So, my husband just turned 40. Crazy. I remember when 40 seemed really old. Now, I am not too far from it myself, and it doesn’t seem very old anymore. Isn’t perspective a crazy thing?
Speaking of perspective, I remember a time, not too long ago when my marriage was on the rocks. The pain and misery seemed to never end. It seems every other week or so I was planning in my mind how to get out of it with the least possible amount of suffering for me, my husband and children. I am so grateful we chose to work it out. I am not a marriage counselor, but I have learned some pretty great lessons as I have turned to my creator for help with my marriage. Here are a few ways that my perspectives have shifted:
Be the change! Do you remember getting into fights or arguments with your siblings, only to have your parents jump in and tell you both to stop? I do. It always sounded something like this: I would say, “But he started it!” and then my brother would follow with, “No, she started it!” It would go back and forth like that until my mother would shout in desperation, “I don’t care who started it. Just stop. Both of you!”
Sadly, we never really grow out of the blame game. It is human nature to want to blame another person for our actions or inactions. In order to have a great marriage, someone has to stop the blame cycle and change. Not just once, but again and again. I remember when this realization happened for me. I was totally angry with my husband. His concrete business had failed. We were living in my sister’s basement, about to file for bankruptcy, and my husband was watching TV. I was seething in the bedroom because I thought he should be out looking for a job, and ironically my blaming was keeping me from doing anything productive.
It finally got painful and uncomfortable enough that I decided to pray. After much prayer and pleading, I opened up my scriptures and read a verse that I have never been able to find since. It communicated the message to me, “Stop worrying about your husband, and do your duty.” That verse in that moment changed my life.
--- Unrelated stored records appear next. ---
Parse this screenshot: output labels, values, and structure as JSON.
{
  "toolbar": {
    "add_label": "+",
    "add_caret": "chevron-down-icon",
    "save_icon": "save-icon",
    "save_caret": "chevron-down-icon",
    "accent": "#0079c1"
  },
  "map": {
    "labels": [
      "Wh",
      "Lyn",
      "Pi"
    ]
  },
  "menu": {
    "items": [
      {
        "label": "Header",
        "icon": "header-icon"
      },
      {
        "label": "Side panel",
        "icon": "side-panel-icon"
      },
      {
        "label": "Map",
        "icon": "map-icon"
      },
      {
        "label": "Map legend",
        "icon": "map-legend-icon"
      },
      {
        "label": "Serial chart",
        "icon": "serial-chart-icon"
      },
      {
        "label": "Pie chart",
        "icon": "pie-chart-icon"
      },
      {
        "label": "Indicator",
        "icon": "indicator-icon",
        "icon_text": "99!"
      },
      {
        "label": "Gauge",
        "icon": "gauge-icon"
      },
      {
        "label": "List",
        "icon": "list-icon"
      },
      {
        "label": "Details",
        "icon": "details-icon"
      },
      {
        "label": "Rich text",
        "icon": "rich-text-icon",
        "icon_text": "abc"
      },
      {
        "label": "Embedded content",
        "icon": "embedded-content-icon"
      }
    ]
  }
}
I stopped worrying about what he was or wasn’t doing and started focusing on what I could be doing.
And guess what? Within a very short while he found a job, we moved into our own place and most importantly, our marriage was still intact.
Let go of the past! Personal healing is so important for a thriving marriage. Each partner in the marriage must invest time, energy and sometimes even money to heal the issues we are subconsciously holding onto from the past. Not only do we hold onto past hurts with our spouse, but we usually marry someone who brings up at least some of our pre-marriage issues for us. They usually play right into our old stories and beliefs about ourselves. I have found this to be true at so many levels. I am so grateful that my husband and I have been catalysts for each other to heal.
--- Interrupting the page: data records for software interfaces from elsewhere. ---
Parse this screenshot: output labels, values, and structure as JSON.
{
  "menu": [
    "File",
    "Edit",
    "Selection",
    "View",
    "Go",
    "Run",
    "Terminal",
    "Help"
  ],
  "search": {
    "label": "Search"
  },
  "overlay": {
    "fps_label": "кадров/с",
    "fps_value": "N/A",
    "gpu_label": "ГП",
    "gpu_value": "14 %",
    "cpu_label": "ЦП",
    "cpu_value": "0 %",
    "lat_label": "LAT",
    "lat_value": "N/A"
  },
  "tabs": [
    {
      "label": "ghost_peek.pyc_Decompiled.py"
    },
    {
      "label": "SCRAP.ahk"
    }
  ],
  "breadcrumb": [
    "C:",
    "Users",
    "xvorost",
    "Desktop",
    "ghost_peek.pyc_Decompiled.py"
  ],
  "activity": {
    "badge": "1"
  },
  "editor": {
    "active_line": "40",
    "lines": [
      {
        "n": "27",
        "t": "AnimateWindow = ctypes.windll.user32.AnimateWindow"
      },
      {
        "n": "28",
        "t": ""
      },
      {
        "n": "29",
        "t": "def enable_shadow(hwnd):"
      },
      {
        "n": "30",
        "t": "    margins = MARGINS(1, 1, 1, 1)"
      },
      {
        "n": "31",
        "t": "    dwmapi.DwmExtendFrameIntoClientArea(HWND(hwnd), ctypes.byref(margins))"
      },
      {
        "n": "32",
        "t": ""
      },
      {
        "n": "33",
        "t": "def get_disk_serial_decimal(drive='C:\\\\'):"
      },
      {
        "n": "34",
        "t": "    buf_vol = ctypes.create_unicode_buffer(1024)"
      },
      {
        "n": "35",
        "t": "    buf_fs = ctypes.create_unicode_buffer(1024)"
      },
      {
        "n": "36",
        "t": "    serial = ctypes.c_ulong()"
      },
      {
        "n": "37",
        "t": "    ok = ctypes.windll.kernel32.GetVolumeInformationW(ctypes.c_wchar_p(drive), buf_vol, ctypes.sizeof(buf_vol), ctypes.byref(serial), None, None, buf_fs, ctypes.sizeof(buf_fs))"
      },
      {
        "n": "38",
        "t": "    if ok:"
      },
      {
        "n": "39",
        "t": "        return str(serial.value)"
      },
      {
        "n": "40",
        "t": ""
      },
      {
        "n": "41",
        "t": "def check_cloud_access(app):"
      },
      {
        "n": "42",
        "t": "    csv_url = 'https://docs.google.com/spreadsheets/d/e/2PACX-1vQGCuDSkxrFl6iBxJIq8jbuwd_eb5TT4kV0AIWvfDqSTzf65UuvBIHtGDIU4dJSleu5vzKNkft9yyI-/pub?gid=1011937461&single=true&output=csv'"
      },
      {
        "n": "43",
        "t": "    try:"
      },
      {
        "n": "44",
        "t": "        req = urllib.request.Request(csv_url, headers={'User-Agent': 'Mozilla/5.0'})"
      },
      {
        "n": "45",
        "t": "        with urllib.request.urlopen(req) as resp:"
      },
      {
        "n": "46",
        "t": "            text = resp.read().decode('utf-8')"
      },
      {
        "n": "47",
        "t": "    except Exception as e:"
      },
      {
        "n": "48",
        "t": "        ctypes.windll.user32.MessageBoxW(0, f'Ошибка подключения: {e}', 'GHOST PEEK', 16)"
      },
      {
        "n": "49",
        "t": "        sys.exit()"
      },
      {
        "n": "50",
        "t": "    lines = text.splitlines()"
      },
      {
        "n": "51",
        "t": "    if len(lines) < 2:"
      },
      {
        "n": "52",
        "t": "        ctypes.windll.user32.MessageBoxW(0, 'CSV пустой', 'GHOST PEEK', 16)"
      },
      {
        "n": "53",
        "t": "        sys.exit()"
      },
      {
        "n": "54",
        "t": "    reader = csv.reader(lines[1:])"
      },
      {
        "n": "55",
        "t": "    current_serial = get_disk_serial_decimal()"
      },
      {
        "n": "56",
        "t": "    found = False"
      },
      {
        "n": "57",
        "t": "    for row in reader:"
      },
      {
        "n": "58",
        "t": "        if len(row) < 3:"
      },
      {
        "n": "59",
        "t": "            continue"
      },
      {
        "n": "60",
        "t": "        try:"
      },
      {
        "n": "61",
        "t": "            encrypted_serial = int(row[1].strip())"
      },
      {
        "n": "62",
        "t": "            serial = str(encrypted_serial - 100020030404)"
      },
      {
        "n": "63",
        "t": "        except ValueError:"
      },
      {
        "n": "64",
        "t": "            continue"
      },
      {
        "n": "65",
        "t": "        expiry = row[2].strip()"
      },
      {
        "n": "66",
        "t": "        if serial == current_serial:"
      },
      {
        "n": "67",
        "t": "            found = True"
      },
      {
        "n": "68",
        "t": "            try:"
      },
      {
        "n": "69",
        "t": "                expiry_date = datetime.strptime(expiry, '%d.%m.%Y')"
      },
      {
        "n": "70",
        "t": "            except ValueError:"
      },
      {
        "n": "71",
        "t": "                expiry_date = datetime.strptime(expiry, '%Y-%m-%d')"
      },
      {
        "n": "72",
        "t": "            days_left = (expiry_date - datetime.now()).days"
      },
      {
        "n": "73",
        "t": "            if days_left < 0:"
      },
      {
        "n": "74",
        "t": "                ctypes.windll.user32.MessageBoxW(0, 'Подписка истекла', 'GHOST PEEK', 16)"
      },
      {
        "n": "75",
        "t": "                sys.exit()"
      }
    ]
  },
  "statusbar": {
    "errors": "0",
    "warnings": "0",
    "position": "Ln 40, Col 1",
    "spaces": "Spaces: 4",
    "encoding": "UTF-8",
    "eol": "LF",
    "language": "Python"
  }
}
Love yourself! This kind of goes along with the last one, but we must love ourselves in order to have a happy marriage. Whenever we look outward for our love bucket to be filled, we are giving our power to someone else. If we are waiting for our spouse to fill it for us, we are setting ourselves up for disappointment and feelings of worthlessness. When we love ourselves, no matter what anyone says or does, we can quickly and easily let it go because we know our own value. No one has the power to make you feel unloved, not even your spouse.
Forgive, forgive, forgive As we become the change, heal from the past, and love ourselves, the next step is much easier. When your spouse offends, intentionally or not, we can easily forgive and recognize that their offense is their own garbage and has nothing to do with us, or we can use it as a reminder to heal more of our own garbage. Forgiveness is freedom. It keeps us in a positive place always moving forward. It is such a deep love and respect for ourselves, that we are unwilling to allow any negativity from any source to hold us back. It also makes it easier for us to be forgiven for our own offenses.
Love your spouse As we build a strong foundation of self love, we can’t help but emanate that love to others. We begin to give love freely because of the joy it brings. We want our spouse and everyone else to feel that joy.
What are the biggest perspective shifts you have had about your marriage?